Public urged to be on the look-out for 'one-metre long' rodent following Dublin sightings

Coypu can grow a metre long and weigh up to nine kilos
Coypu can grow a metre long and weigh up to nine kilos

A LARGE South American rodent has been spotted along Dublin's Royal Canal.

Waterways Ireland has warned the public to be on the alert for coypu, which is regarded as an invasive species.

A semi-aquatic creature with bright orange teeth, a long cylindrical tail and webbed back feet have been reported near the Ashtown area on the western outskirts of Dublin city.

The rodents, which can be up to a metre long and weigh up to nine kilos, are said to carry a number of diseases harmful to humans and domestic animals.

In the wake of the recent sightings, Waterways Ireland issued an "invasive species alert" and warned the public not to engage the animals or make any attempt to trap. Instead, people are asked to report sightings and where possible take a photograph.

Coypu are regarded as "highly invasive", impacting on native wildlife, and affecting river and canal bank stability. The herbivorous creature, which was first introduced into Europe in the 19th century for fur farming, is regarded as pest of agriculture crops, being especially fond of carrots and parsnips.

It is thought to have been introduced to Ireland around five years ago, initially as a novelty attraction at a pet farm in Cork. However, some escaped shortly afterwards and began breeding on the outskirts of Cork city. In 2016, 10 coypu were shot on the Curraheen river on the outskirts of the city.

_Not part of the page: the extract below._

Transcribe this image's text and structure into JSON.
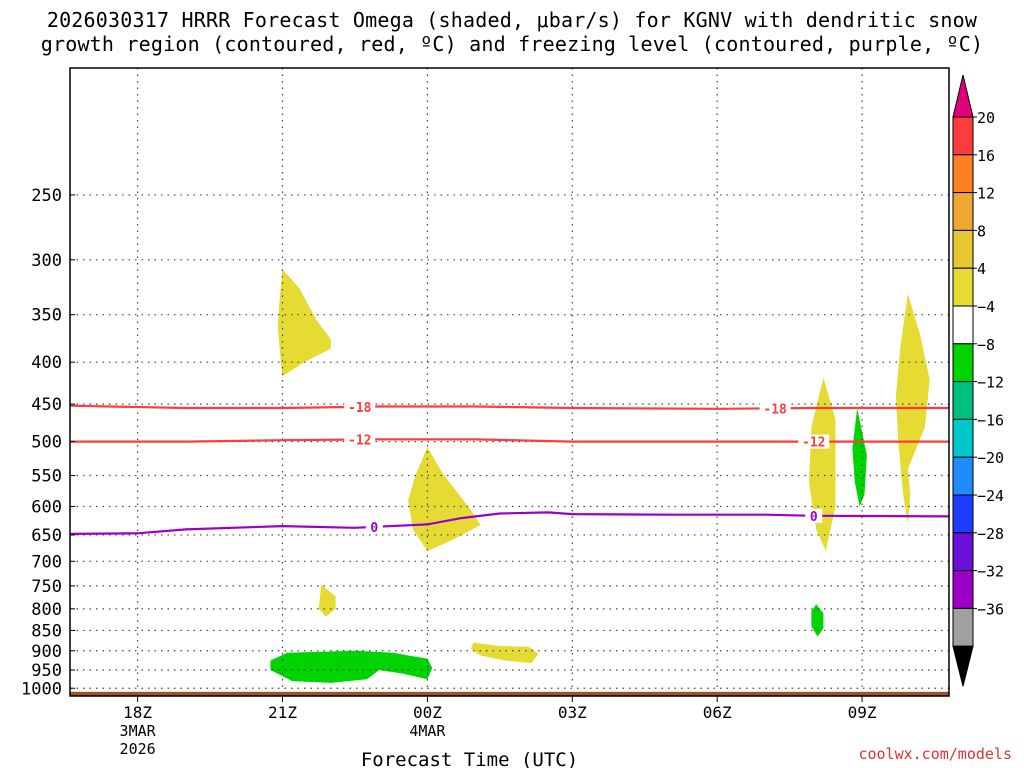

A successful eradication programme in East Anglia in Britain in the 1980s “took 10 years and cost several million pounds sterling”, Waterways Ireland said.